What to work on:
Give back the data in full. Leave nothing out.

** Entries shown follows **

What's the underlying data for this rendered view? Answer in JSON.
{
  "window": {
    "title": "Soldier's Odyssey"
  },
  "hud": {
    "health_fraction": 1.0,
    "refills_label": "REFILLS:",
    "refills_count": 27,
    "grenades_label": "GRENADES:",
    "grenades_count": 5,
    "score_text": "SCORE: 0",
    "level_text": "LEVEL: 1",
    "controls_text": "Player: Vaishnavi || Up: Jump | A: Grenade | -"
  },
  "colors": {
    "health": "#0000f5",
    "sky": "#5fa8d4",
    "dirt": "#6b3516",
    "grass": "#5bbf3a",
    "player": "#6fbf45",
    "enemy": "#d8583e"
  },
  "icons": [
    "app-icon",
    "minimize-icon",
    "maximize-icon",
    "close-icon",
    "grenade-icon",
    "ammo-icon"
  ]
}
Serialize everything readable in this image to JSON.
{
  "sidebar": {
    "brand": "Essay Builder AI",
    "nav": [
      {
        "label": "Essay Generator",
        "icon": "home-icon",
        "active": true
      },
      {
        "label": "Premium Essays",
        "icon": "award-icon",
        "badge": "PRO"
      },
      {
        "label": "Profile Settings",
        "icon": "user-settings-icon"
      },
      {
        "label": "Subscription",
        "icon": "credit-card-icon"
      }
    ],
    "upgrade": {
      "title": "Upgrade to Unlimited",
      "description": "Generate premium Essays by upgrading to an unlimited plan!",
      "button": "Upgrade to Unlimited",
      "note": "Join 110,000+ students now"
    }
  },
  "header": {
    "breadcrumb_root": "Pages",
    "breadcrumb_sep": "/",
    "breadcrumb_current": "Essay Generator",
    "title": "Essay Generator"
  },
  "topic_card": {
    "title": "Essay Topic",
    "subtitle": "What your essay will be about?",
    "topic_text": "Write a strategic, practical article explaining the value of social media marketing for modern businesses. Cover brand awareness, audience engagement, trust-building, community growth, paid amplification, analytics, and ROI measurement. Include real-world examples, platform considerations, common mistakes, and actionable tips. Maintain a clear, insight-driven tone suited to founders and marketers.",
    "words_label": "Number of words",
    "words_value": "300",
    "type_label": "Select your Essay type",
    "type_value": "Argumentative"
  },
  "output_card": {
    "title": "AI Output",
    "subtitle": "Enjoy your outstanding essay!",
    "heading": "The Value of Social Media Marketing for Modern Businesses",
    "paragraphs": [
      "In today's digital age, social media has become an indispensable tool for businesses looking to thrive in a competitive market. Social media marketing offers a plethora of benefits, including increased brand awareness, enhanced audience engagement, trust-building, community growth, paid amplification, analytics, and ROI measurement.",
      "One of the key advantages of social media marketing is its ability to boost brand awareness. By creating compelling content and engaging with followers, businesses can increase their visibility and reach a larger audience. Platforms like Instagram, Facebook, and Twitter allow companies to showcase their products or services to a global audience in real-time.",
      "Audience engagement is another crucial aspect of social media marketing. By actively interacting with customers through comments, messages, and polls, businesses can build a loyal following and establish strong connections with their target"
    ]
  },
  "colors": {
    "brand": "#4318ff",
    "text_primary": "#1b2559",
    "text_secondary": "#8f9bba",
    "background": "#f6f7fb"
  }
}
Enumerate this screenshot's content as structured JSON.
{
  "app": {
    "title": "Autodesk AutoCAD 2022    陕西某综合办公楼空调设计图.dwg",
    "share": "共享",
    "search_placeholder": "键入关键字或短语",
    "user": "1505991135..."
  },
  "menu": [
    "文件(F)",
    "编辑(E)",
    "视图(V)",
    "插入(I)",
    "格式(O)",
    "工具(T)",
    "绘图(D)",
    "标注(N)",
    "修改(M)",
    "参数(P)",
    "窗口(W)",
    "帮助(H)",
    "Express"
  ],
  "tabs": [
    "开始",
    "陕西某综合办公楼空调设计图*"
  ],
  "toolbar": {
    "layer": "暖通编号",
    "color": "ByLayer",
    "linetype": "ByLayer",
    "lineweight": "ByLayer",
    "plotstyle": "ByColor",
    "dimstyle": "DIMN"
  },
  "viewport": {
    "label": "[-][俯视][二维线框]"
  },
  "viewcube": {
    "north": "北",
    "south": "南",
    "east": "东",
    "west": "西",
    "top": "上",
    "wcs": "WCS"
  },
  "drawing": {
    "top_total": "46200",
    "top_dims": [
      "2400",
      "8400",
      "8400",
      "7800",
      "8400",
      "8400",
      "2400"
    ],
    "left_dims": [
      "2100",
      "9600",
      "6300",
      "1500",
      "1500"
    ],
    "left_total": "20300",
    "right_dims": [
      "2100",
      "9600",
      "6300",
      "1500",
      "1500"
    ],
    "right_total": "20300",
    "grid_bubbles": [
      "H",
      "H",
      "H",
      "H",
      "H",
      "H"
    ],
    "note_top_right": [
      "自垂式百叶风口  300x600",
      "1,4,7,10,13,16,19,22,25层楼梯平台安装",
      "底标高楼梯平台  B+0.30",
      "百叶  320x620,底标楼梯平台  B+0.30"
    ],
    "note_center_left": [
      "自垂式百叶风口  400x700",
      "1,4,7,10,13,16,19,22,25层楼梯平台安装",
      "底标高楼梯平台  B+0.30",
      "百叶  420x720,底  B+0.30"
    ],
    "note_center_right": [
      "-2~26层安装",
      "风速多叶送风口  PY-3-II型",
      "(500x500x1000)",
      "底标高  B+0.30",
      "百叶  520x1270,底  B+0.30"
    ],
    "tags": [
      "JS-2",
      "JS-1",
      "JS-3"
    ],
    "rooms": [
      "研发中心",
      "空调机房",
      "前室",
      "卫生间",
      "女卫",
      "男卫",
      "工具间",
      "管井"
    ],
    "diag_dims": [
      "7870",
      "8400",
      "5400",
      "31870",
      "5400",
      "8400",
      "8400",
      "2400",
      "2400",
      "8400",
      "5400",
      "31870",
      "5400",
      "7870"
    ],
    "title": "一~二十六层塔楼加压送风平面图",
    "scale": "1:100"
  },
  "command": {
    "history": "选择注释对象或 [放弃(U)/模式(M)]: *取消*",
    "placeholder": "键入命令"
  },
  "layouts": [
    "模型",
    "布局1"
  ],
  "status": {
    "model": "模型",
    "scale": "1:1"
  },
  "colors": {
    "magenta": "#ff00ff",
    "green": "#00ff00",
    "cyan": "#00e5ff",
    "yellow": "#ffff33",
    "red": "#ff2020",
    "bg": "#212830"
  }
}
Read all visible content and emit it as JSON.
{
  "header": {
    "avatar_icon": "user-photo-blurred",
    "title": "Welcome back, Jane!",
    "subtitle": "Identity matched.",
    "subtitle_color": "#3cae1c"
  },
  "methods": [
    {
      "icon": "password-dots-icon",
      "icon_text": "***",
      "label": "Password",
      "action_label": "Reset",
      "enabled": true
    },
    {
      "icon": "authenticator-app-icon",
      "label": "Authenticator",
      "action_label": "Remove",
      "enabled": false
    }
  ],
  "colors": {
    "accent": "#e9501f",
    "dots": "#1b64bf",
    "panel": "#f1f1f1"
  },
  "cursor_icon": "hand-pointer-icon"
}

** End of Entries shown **

Solution to the problem:
What's the underlying data for this rendered view? Answer in JSON.
{
  "window": {
    "title": "Soldier's Odyssey"
  },
  "hud": {
    "health_fraction": 1.0,
    "refills_label": "REFILLS:",
    "refills_count": 27,
    "grenades_label": "GRENADES:",
    "grenades_count": 5,
    "score_text": "SCORE: 0",
    "level_text": "LEVEL: 1",
    "controls_text": "Player: Vaishnavi || Up: Jump | A: Grenade | -"
  },
  "colors": {
    "health": "#0000f5",
    "sky": "#5fa8d4",
    "dirt": "#6b3516",
    "grass": "#5bbf3a",
    "player": "#6fbf45",
    "enemy": "#d8583e"
  },
  "icons": [
    "app-icon",
    "minimize-icon",
    "maximize-icon",
    "close-icon",
    "grenade-icon",
    "ammo-icon"
  ]
}
Serialize everything readable in this image to JSON.
{
  "sidebar": {
    "brand": "Essay Builder AI",
    "nav": [
      {
        "label": "Essay Generator",
        "icon": "home-icon",
        "active": true
      },
      {
        "label": "Premium Essays",
        "icon": "award-icon",
        "badge": "PRO"
      },
      {
        "label": "Profile Settings",
        "icon": "user-settings-icon"
      },
      {
        "label": "Subscription",
        "icon": "credit-card-icon"
      }
    ],
    "upgrade": {
      "title": "Upgrade to Unlimited",
      "description": "Generate premium Essays by upgrading to an unlimited plan!",
      "button": "Upgrade to Unlimited",
      "note": "Join 110,000+ students now"
    }
  },
  "header": {
    "breadcrumb_root": "Pages",
    "breadcrumb_sep": "/",
    "breadcrumb_current": "Essay Generator",
    "title": "Essay Generator"
  },
  "topic_card": {
    "title": "Essay Topic",
    "subtitle": "What your essay will be about?",
    "topic_text": "Write a strategic, practical article explaining the value of social media marketing for modern businesses. Cover brand awareness, audience engagement, trust-building, community growth, paid amplification, analytics, and ROI measurement. Include real-world examples, platform considerations, common mistakes, and actionable tips. Maintain a clear, insight-driven tone suited to founders and marketers.",
    "words_label": "Number of words",
    "words_value": "300",
    "type_label": "Select your Essay type",
    "type_value": "Argumentative"
  },
  "output_card": {
    "title": "AI Output",
    "subtitle": "Enjoy your outstanding essay!",
    "heading": "The Value of Social Media Marketing for Modern Businesses",
    "paragraphs": [
      "In today's digital age, social media has become an indispensable tool for businesses looking to thrive in a competitive market. Social media marketing offers a plethora of benefits, including increased brand awareness, enhanced audience engagement, trust-building, community growth, paid amplification, analytics, and ROI measurement.",
      "One of the key advantages of social media marketing is its ability to boost brand awareness. By creating compelling content and engaging with followers, businesses can increase their visibility and reach a larger audience. Platforms like Instagram, Facebook, and Twitter allow companies to showcase their products or services to a global audience in real-time.",
      "Audience engagement is another crucial aspect of social media marketing. By actively interacting with customers through comments, messages, and polls, businesses can build a loyal following and establish strong connections with their target"
    ]
  },
  "colors": {
    "brand": "#4318ff",
    "text_primary": "#1b2559",
    "text_secondary": "#8f9bba",
    "background": "#f6f7fb"
  }
}
Enumerate this screenshot's content as structured JSON.
{
  "app": {
    "title": "Autodesk AutoCAD 2022    陕西某综合办公楼空调设计图.dwg",
    "share": "共享",
    "search_placeholder": "键入关键字或短语",
    "user": "1505991135..."
  },
  "menu": [
    "文件(F)",
    "编辑(E)",
    "视图(V)",
    "插入(I)",
    "格式(O)",
    "工具(T)",
    "绘图(D)",
    "标注(N)",
    "修改(M)",
    "参数(P)",
    "窗口(W)",
    "帮助(H)",
    "Express"
  ],
  "tabs": [
    "开始",
    "陕西某综合办公楼空调设计图*"
  ],
  "toolbar": {
    "layer": "暖通编号",
    "color": "ByLayer",
    "linetype": "ByLayer",
    "lineweight": "ByLayer",
    "plotstyle": "ByColor",
    "dimstyle": "DIMN"
  },
  "viewport": {
    "label": "[-][俯视][二维线框]"
  },
  "viewcube": {
    "north": "北",
    "south": "南",
    "east": "东",
    "west": "西",
    "top": "上",
    "wcs": "WCS"
  },
  "drawing": {
    "top_total": "46200",
    "top_dims": [
      "2400",
      "8400",
      "8400",
      "7800",
      "8400",
      "8400",
      "2400"
    ],
    "left_dims": [
      "2100",
      "9600",
      "6300",
      "1500",
      "1500"
    ],
    "left_total": "20300",
    "right_dims": [
      "2100",
      "9600",
      "6300",
      "1500",
      "1500"
    ],
    "right_total": "20300",
    "grid_bubbles": [
      "H",
      "H",
      "H",
      "H",
      "H",
      "H"
    ],
    "note_top_right": [
      "自垂式百叶风口  300x600",
      "1,4,7,10,13,16,19,22,25层楼梯平台安装",
      "底标高楼梯平台  B+0.30",
      "百叶  320x620,底标楼梯平台  B+0.30"
    ],
    "note_center_left": [
      "自垂式百叶风口  400x700",
      "1,4,7,10,13,16,19,22,25层楼梯平台安装",
      "底标高楼梯平台  B+0.30",
      "百叶  420x720,底  B+0.30"
    ],
    "note_center_right": [
      "-2~26层安装",
      "风速多叶送风口  PY-3-II型",
      "(500x500x1000)",
      "底标高  B+0.30",
      "百叶  520x1270,底  B+0.30"
    ],
    "tags": [
      "JS-2",
      "JS-1",
      "JS-3"
    ],
    "rooms": [
      "研发中心",
      "空调机房",
      "前室",
      "卫生间",
      "女卫",
      "男卫",
      "工具间",
      "管井"
    ],
    "diag_dims": [
      "7870",
      "8400",
      "5400",
      "31870",
      "5400",
      "8400",
      "8400",
      "2400",
      "2400",
      "8400",
      "5400",
      "31870",
      "5400",
      "7870"
    ],
    "title": "一~二十六层塔楼加压送风平面图",
    "scale": "1:100"
  },
  "command": {
    "history": "选择注释对象或 [放弃(U)/模式(M)]: *取消*",
    "placeholder": "键入命令"
  },
  "layouts": [
    "模型",
    "布局1"
  ],
  "status": {
    "model": "模型",
    "scale": "1:1"
  },
  "colors": {
    "magenta": "#ff00ff",
    "green": "#00ff00",
    "cyan": "#00e5ff",
    "yellow": "#ffff33",
    "red": "#ff2020",
    "bg": "#212830"
  }
}
Read all visible content and emit it as JSON.
{
  "header": {
    "avatar_icon": "user-photo-blurred",
    "title": "Welcome back, Jane!",
    "subtitle": "Identity matched.",
    "subtitle_color": "#3cae1c"
  },
  "methods": [
    {
      "icon": "password-dots-icon",
      "icon_text": "***",
      "label": "Password",
      "action_label": "Reset",
      "enabled": true
    },
    {
      "icon": "authenticator-app-icon",
      "label": "Authenticator",
      "action_label": "Remove",
      "enabled": false
    }
  ],
  "colors": {
    "accent": "#e9501f",
    "dots": "#1b64bf",
    "panel": "#f1f1f1"
  },
  "cursor_icon": "hand-pointer-icon"
}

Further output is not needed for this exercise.